DATA RECORDS

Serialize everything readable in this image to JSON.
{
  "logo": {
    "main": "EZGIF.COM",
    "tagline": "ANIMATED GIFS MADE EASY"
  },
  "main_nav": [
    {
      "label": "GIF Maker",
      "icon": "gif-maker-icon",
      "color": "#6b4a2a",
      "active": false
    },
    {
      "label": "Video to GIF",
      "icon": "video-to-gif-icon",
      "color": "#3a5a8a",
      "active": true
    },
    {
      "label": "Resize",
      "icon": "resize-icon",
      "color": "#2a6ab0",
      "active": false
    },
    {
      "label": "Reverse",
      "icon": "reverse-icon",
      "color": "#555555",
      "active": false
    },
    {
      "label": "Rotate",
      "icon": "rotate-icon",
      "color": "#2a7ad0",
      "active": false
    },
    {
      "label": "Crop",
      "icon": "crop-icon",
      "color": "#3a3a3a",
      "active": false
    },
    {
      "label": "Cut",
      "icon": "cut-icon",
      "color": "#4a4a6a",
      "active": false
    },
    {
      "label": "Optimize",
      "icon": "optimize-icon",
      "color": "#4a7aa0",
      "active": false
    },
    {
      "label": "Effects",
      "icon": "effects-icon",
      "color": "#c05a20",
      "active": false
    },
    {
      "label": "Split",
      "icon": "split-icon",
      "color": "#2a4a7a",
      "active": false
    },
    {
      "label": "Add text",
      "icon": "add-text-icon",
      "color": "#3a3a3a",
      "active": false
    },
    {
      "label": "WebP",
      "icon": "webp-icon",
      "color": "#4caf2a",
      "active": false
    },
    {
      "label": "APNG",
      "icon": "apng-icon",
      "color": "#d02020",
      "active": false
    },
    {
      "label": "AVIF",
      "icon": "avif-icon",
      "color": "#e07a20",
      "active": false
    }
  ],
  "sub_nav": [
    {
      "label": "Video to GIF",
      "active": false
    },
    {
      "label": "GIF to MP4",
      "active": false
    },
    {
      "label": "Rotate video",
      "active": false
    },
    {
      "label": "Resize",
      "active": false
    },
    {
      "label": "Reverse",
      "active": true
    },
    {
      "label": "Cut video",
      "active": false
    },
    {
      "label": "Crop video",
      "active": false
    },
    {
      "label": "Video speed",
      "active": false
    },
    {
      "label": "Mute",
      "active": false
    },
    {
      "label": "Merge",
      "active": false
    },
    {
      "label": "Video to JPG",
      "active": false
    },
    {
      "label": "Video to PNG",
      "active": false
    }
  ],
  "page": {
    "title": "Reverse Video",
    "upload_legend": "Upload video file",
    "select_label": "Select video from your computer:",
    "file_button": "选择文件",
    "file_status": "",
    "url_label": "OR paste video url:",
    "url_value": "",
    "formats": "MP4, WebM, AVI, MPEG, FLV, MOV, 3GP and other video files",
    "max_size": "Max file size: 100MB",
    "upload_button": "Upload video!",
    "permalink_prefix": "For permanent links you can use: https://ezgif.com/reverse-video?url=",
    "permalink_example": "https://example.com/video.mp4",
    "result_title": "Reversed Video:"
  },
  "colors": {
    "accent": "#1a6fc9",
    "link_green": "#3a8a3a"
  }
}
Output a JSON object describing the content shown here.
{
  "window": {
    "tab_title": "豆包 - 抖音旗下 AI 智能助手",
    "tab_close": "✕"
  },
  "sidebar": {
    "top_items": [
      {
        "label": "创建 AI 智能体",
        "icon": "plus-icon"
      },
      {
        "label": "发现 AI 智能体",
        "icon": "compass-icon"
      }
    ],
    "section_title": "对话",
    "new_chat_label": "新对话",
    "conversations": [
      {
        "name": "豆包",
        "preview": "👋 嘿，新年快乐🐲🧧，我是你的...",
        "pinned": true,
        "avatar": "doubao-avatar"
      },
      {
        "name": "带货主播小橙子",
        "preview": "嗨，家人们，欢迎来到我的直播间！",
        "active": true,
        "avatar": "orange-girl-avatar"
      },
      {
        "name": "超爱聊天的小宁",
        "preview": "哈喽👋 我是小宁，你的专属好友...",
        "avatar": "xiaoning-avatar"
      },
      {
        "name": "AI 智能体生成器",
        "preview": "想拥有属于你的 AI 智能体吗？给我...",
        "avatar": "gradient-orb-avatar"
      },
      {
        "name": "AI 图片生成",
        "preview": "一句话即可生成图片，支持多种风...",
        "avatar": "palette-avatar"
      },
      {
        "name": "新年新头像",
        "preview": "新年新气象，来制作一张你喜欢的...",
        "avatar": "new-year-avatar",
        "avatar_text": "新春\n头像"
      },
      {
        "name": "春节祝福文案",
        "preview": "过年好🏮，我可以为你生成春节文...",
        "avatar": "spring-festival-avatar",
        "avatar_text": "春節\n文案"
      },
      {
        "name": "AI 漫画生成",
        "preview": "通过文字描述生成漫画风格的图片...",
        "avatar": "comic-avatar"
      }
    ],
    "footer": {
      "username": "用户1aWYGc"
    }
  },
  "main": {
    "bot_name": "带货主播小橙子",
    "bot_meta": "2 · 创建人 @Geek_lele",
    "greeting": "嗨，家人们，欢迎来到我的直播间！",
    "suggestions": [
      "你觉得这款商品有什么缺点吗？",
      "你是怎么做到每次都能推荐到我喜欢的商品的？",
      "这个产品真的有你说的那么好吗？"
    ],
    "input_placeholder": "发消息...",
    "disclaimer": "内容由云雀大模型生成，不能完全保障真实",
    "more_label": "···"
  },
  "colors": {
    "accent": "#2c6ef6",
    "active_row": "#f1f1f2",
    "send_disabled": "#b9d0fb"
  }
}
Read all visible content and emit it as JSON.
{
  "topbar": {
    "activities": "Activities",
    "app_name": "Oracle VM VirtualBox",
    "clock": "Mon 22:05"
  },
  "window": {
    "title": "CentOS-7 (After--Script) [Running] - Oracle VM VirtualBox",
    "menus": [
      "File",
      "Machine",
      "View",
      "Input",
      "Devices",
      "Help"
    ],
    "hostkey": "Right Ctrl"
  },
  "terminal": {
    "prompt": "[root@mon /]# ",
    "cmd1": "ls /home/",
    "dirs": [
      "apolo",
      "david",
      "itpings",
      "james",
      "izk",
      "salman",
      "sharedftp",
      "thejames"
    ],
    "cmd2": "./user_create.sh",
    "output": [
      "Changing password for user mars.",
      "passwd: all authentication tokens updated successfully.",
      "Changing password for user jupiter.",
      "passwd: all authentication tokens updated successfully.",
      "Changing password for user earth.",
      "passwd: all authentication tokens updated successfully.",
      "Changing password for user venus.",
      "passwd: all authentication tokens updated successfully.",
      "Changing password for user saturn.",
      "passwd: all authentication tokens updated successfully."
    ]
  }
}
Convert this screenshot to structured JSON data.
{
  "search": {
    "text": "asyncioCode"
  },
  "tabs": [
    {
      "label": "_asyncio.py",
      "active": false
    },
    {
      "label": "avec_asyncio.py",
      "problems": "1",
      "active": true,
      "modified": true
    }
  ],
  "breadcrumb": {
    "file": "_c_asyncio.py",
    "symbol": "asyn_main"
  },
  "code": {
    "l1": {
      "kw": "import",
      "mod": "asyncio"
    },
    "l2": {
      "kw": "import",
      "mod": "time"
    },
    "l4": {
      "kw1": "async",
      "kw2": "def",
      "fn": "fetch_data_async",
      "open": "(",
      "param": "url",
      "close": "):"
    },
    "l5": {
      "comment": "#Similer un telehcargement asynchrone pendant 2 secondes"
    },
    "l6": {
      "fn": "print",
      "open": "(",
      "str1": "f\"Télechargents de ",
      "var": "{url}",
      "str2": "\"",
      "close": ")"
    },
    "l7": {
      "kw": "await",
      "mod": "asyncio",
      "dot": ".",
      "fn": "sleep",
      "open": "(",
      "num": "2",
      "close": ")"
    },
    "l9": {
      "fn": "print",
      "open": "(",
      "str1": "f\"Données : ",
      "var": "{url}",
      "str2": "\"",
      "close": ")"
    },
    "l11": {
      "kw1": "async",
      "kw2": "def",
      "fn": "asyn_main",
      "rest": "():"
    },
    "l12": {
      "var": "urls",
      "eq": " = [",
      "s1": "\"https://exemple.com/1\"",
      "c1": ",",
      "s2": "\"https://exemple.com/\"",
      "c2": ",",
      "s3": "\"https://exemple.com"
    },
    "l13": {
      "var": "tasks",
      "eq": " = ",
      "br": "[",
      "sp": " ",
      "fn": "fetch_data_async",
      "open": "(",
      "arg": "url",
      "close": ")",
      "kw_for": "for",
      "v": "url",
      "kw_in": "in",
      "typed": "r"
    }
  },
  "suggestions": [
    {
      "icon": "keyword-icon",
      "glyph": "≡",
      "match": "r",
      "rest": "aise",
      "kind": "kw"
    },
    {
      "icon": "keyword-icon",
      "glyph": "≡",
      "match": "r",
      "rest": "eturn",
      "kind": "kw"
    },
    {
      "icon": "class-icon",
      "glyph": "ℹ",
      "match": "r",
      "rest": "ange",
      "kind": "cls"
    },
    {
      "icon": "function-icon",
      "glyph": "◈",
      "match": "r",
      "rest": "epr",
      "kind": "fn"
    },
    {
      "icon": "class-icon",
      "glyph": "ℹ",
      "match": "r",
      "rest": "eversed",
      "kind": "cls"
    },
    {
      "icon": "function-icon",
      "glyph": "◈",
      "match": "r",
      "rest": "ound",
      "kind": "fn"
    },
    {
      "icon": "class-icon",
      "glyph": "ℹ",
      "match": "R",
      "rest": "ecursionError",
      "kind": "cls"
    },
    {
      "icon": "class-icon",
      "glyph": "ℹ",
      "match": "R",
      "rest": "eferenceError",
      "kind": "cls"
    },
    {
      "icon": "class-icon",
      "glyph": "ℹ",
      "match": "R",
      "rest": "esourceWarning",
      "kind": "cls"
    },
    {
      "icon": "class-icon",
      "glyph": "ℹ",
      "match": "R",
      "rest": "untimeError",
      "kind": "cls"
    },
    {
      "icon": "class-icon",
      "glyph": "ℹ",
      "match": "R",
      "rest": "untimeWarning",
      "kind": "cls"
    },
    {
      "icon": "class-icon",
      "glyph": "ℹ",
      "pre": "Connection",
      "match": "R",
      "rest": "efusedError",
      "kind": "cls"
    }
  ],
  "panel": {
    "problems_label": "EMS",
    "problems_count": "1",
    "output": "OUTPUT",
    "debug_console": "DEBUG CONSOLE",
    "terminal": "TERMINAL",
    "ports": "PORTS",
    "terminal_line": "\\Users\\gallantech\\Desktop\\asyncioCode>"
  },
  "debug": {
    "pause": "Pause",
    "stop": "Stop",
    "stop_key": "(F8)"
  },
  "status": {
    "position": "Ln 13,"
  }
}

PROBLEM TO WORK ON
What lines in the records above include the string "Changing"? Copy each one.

RESPONSE
      "Changing password for user mars.",
      "Changing password for user jupiter.",
      "Changing password for user earth.",
      "Changing password for user venus.",
      "Changing password for user saturn.",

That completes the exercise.